BEST CASE SCENARIO
by Charlie O'Connor
Hakstol’s fresh ideas from college create a dynamic offensive machine built upon calculated risk-taking and sound neutral zone play. Mason puts up another Vezina-caliber performance and convinces all remaining doubters of his elite status. Medvedev proves a KHL stalwart can excel in the NHL, stabilizing the defense. More help comes early, as one of the prized AHL blueline prospects (Gostisbehere, Hagg, Morin) earns a call-up and is immediately effective. The first line remains elite, and either Giroux or Voracek takes a run at the Art Ross.
Couturier finally develops into the 50-point Selke contender that he has threatened to become since draft day. Reclamation project Sam Gagner is a revelation, a newly-healthy Umberger is a useful depth forward and Lecavalier either reinvigorates his career under Hakstol or is quickly benched. The Flyers hit the playoffs a dangerous but flawed team and put a serious scare into one of the favorites, serving notice that this is a team on the rise.
WORST CASE SCENARIO
by Kurt R.
The defense is even worse than last year, as the same issues from last year still arise while Dave Hakstol’s systemic attempts to initiate offense from his defensemen fails to work with a slow, non-talented group – all making them look bad enough that Hextall can’t even deal any of them at the trade deadline.
Up front, Voracek falls back from Art Ross contender to merely good, and the scoring depth isn’t there as the young forwards fail to break through yet again. Steve Mason doesn’t come close to repeating his elite 2014-15 season due to injuries and regression.

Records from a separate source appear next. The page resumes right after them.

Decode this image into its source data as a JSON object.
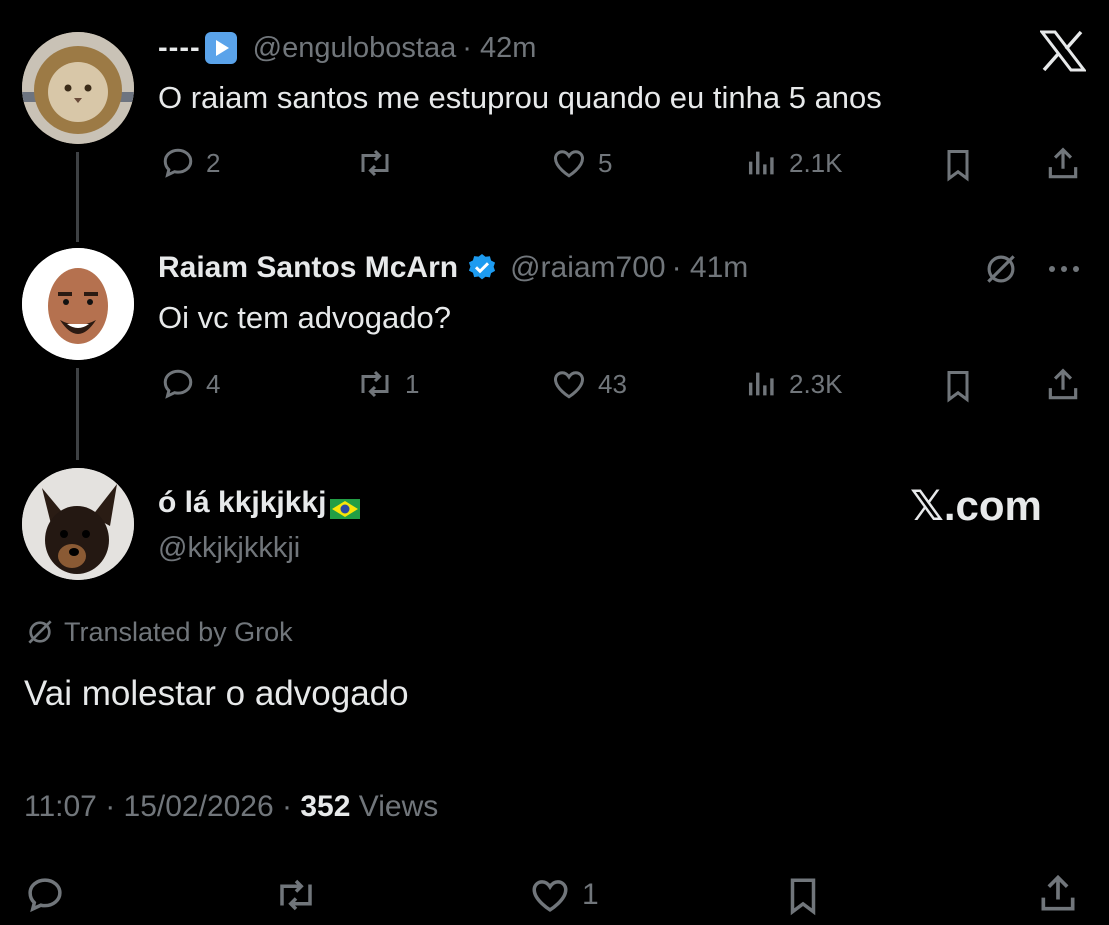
{
  "tweet1": {
    "display_name": "----",
    "handle": "@engulobostaa",
    "time": "· 42m",
    "text": "O raiam santos me estuprou quando eu tinha 5 anos",
    "replies": "2",
    "retweets": "",
    "likes": "5",
    "views": "2.1K"
  },
  "tweet2": {
    "display_name": "Raiam Santos McArn",
    "handle": "@raiam700",
    "time": "· 41m",
    "text": "Oi vc tem advogado?",
    "replies": "4",
    "retweets": "1",
    "likes": "43",
    "views": "2.3K"
  },
  "main": {
    "display_name": "ó lá kkjkjkkj",
    "handle": "@kkjkjkkkji",
    "watermark": "𝕏.com",
    "translated_label": "Translated by Grok",
    "text": "Vai molestar o advogado",
    "time": "11:07",
    "date": "15/02/2026",
    "views_count": "352",
    "views_label": "Views",
    "likes": "1"
  },
  "colors": {
    "background": "#000000",
    "text": "#e7e9ea",
    "secondary": "#71767b",
    "verified": "#1d9bf0"
  },
  "icons": [
    "x-logo-icon",
    "reply-icon",
    "retweet-icon",
    "like-icon",
    "views-icon",
    "bookmark-icon",
    "share-icon",
    "grok-icon",
    "more-icon",
    "verified-icon",
    "play-emoji-icon",
    "brazil-flag-icon"
  ]
}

Hakstol’s first year is a mess, as the team finishes in the bottom third both offensively and defensively en route to a bottom-5 finish in the standings – but Giroux and Voracek keep them from being bad enough to have a serious shot at Auston Matthews.